Thanks for the comments. Indeed what I need for my applications is in the direction that you indicated. In particular I don't need to generate the whole range of possible permutations but on the other hand a not too limited small range. Consider the case n=52, one knows that in-shuffle and out-shuffle have periods of 52 and 8 respectively, which are negligibly small compared to the whole range (of size (52!)). On the other hand, the method of Fisher and Yates needs n-1 (pseudo-)random numbers. In one of my applications a couple of such random numbers are already available for other reasons, so it would certainly be conveninent and advantageous, if I could just use them for doing random permutation without having to invoke a PRNG to acquire the n-1 random numbers needed for F&Y. This was the motivation of my OP and, as it turns out, my scheme runs also much faster than F&Y as reported further below.
For n=52 I took the list [0, 1, 2, 3, ....., 51] (the standard configuration) and applied diverse variants of my scheme (which are based on in-shuffle and thus are actually to be considered as its generalizations) as well as F&Y 100000000 times repeatedly. At each step the Hamming distance (H-D) of the result with respect to the standard configuration is computed, with its frequency distribution listed below, where Scheme0 is just the normal shuffling employed in card games, Scheme1 to Scheme4 are different variants of my scheme and F&Y is Fisher and Yates and 'Expected' is the expected values (rounded) based on combinatorics. I did 3 runs, the results are almost the same. Below is one typical series, with runtime in seconds on my PC.
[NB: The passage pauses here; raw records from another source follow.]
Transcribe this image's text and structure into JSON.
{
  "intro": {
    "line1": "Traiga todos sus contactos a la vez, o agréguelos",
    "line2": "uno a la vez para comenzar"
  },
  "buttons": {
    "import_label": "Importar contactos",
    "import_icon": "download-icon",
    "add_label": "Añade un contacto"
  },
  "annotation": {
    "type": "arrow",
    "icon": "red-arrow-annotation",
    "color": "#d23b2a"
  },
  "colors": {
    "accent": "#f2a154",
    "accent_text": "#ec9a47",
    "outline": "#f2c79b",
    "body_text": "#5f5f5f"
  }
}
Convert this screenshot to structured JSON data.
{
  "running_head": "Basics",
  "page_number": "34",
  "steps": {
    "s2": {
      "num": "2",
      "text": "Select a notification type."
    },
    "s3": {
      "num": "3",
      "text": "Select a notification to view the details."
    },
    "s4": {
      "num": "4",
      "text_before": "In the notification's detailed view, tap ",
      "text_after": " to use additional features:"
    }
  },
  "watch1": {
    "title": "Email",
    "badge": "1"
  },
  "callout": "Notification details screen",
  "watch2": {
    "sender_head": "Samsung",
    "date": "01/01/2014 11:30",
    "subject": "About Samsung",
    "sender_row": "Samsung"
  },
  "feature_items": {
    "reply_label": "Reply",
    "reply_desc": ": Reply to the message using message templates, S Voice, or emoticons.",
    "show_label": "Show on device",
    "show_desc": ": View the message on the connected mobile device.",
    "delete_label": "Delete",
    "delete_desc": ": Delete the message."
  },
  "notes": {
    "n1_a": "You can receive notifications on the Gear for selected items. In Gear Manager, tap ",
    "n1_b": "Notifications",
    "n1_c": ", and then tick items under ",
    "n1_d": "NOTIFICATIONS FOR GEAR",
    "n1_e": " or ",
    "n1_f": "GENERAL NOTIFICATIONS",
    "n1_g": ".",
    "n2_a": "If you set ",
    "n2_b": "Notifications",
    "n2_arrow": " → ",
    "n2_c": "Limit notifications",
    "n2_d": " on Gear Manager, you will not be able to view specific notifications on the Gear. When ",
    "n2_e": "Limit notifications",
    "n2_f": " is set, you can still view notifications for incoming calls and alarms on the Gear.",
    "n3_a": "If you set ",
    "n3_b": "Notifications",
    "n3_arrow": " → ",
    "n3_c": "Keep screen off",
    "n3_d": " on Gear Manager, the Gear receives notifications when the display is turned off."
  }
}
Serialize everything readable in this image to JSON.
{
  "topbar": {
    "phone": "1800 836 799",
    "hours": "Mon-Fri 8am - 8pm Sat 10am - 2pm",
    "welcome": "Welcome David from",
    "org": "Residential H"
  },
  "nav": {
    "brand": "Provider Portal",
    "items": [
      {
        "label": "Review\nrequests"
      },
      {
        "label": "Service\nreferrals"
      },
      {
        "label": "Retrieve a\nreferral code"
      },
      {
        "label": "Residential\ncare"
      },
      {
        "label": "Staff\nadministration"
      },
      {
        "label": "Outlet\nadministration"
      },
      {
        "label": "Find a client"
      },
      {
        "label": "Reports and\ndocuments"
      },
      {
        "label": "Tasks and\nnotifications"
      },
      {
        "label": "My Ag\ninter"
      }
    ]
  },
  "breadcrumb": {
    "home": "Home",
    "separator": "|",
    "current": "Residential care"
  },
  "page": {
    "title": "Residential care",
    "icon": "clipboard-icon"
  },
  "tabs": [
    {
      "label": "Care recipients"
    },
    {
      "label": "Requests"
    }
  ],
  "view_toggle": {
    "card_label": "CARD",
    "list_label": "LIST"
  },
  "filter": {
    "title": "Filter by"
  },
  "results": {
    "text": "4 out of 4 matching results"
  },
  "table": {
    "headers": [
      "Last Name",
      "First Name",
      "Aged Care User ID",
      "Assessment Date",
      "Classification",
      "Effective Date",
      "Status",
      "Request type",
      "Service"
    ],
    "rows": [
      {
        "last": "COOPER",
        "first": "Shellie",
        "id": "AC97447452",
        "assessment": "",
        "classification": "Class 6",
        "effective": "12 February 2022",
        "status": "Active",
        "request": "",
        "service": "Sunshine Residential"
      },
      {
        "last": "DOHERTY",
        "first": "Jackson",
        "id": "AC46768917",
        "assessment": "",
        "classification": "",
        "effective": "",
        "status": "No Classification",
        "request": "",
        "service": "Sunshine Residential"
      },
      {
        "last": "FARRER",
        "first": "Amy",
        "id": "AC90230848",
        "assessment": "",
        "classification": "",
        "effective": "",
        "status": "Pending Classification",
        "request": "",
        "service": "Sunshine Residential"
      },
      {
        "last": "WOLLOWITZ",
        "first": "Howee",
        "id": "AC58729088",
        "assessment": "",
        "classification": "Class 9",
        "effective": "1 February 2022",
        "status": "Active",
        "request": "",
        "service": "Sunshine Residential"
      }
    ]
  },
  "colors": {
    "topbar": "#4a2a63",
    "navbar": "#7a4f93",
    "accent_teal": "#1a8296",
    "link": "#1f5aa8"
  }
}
Scheme0 is the same as in normal card games, where one does a cut (depending on the PRN ur in [0,n-1]) and then performs an (exact) in-shuffle. Scheme1 does a cut and then divides the pack of cards into two (depending on the PRN us in [0,n-1]) and performs an in-shuffle to each and finally does an in-shuffle of the entire pack. Scheme2 is the same as Scheme1, excepting with ur = us, i.e. one uses only one PRN. Scheme3 and Scheme4 are the same as Scheme1 and Scheme2, excepting that the final in-shuffle is absent. As can be seen, Scheme1 to Scheme4 are all fairly comparable to F&Y and the theoretically values and run much faster than F&Y.
def hamming(a,b,n): h=0 for i in range(n): if a[i] != b[i]: h+=1 return(h)
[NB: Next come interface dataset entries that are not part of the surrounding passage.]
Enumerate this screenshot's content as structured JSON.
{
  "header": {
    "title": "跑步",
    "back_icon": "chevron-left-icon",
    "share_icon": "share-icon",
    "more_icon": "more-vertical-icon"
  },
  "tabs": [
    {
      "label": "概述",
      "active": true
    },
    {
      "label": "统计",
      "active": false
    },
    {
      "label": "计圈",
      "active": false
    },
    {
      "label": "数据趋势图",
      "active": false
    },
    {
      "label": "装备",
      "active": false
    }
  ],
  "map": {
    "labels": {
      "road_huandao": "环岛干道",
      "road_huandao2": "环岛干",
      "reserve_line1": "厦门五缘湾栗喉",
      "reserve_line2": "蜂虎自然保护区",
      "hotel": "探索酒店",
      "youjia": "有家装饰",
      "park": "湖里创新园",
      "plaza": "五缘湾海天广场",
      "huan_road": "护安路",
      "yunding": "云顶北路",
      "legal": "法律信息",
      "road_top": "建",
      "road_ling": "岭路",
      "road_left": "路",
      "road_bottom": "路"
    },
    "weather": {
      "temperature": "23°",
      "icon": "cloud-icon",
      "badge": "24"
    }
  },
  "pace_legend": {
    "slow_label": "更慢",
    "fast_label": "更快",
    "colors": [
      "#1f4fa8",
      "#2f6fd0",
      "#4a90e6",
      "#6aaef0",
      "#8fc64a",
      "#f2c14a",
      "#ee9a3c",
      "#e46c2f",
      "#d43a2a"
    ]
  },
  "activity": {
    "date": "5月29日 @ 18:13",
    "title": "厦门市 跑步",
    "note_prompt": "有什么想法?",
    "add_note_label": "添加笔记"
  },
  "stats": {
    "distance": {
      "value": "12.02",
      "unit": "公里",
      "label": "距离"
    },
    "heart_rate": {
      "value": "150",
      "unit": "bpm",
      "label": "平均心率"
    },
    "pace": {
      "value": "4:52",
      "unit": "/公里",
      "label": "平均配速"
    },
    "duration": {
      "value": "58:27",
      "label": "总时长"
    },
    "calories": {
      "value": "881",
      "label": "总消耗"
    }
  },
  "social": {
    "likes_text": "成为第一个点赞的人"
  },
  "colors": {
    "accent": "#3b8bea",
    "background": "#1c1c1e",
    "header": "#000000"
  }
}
# in-shuffle def riffle(cards,n): newcards= nh=n//2 for i in range(nh): newcards.append(cards[nh+i]) newcards.append(cards[i]) if nh*2<n: newcards.append(cards[n-1]) return(newcards)
# This is taken over from what is done in normal card games. def scheme0(cards,ur,n): newcards=cards[0:ur]+cards[ur:n] newcards=riffle(newcards,n) return(newcards)
# For Scheme1 use 2 PRNs ur and us, for Scheme2 use 1 PRN, i.e. ur = us. def scheme12(cards,ur,us,n): newcards=cards[0:ur]+cards[ur:n] newcards=riffle(newcards[0:us],us)+riffle(newcards[us:n],n-us) newcards=riffle(newcards,n) return(newcards)
# For Scheme3 use 2 PRNs ur and us, for Scheme4 use 1 PRN, i.e. ur = us. def scheme34(cards,ur,us,n): newcards=cards[0:ur]+cards[ur:n] newcards=riffle(newcards[0:us],us)+riffle(newcards[us:n],n-us) return(newcards)
# The theoretically perfect pseudo-random Permuation of Fisher and Yates. def fisheryates(cards,n): newcards=cards[:] nn1=n-1 for i in range(nn1): k=random.randint(i,nn1) t=newcards[i] newcards[i]=newcards[k] newcards[k]=t return(newcards)
# Example computation with Scheme3
def comp(n,times): bb=[i for i in range(n)] cc=[0 for i in range(n+1)] bbc=bb[:] hmin=n+1 imin=-1 start=time.clock() for i in range(times): sh=random.randint(0,n) kn=random.randint(0,n) bbc=scheme34(bbc,sh,kn,n) h=hamming(bb,bbc,n) cc[h]+=1 print("time",time.clock()-start) print(cc)